If we use the Spring Framework to assemble our application, the result is called the application context. The application context contains all objects that together make up the application ("beans" in Java lingo).
Spring offers several approaches to assemble an application context, each having its own advantages and drawbacks. Let's start by discussing the most popular (and most convenient) approach: classpath scanning.
With classpath scanning, Spring goes through all the classes that are available in the classpath and searches for classes that are annotated with the @Component annotation. The framework then creates an object from each of these classes.
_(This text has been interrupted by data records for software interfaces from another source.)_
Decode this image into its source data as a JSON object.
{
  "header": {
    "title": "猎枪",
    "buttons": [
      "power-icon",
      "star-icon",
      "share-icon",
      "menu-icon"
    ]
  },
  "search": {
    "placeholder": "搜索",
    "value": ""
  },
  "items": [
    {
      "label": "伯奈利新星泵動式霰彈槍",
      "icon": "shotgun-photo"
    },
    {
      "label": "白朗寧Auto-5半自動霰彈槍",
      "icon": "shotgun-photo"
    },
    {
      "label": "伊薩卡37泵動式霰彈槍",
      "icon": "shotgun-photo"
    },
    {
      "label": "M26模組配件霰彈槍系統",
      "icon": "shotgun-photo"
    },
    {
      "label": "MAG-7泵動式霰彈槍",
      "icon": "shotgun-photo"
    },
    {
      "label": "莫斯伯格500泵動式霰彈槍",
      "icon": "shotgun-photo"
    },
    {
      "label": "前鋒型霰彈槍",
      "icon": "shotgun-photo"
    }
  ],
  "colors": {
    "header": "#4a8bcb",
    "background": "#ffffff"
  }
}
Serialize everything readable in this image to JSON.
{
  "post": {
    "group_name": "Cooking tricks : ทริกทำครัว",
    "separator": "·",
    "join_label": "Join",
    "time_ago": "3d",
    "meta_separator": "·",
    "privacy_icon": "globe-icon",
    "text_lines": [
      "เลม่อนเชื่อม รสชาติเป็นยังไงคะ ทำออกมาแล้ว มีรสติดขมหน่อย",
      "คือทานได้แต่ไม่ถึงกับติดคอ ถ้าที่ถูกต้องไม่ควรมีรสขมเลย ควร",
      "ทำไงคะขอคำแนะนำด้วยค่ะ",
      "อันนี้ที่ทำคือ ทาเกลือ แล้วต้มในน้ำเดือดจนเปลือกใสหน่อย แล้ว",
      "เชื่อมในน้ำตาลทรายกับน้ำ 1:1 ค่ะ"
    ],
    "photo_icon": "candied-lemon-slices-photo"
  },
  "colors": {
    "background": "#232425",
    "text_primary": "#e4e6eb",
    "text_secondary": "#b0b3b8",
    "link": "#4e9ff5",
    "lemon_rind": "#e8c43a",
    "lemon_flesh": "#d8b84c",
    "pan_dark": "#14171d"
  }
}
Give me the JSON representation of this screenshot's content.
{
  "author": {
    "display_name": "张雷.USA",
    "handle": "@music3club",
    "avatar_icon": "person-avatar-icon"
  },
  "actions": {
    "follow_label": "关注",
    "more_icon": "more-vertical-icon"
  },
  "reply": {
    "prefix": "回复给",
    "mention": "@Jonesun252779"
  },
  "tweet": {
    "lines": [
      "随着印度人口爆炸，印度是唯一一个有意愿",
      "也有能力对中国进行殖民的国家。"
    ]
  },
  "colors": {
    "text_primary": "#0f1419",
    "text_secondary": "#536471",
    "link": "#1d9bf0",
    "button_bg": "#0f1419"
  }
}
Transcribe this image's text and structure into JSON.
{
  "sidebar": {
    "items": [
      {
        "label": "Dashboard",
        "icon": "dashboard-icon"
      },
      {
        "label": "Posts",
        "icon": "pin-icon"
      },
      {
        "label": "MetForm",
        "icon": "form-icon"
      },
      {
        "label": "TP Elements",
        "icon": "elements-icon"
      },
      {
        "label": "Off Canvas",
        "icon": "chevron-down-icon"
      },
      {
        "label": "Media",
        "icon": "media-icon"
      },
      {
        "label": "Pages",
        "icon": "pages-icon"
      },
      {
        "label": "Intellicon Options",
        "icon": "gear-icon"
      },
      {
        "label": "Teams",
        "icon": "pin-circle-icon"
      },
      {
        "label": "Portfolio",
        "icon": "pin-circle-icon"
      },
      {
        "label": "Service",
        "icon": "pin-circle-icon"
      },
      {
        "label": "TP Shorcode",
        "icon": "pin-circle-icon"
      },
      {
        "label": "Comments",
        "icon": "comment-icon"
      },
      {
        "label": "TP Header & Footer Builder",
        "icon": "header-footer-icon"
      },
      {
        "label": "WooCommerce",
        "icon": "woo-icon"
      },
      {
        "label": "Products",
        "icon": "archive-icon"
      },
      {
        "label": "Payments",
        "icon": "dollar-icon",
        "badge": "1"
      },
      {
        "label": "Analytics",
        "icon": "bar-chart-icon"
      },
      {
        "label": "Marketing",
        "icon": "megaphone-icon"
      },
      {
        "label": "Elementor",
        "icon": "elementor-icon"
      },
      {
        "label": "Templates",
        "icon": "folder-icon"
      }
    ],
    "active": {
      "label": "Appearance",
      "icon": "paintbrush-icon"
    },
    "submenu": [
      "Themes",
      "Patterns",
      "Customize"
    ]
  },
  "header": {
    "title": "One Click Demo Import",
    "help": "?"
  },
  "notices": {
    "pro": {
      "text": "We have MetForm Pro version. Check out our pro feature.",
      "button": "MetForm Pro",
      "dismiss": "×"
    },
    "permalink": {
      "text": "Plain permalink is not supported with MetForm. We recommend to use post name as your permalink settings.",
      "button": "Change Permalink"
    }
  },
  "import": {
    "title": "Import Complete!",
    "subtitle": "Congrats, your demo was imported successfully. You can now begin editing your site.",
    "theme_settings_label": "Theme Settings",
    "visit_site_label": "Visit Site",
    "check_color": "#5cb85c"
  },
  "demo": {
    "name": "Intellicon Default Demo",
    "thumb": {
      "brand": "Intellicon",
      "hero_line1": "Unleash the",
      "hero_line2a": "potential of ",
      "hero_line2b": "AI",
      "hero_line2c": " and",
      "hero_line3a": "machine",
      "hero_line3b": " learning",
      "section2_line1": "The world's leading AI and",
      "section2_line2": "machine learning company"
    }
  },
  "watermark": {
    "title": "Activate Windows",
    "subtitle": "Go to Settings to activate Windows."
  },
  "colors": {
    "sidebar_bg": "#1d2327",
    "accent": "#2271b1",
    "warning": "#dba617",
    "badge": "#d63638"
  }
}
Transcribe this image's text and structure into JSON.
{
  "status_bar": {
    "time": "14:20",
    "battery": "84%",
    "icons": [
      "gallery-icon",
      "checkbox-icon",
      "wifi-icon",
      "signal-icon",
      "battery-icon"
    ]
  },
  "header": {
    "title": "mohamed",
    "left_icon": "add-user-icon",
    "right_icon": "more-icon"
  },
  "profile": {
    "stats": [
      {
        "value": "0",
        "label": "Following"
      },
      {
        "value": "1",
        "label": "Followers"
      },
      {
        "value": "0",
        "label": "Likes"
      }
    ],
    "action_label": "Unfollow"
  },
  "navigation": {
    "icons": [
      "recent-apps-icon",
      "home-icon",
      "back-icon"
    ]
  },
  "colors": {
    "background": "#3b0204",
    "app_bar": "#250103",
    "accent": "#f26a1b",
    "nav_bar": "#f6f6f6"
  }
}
The classes should have a constructor that takes all required fields as an argument, like our AccountPersistenceAdapter from Chapter 6, Implementing a Persistence Adapter:
class AccountPersistenceAdapter implements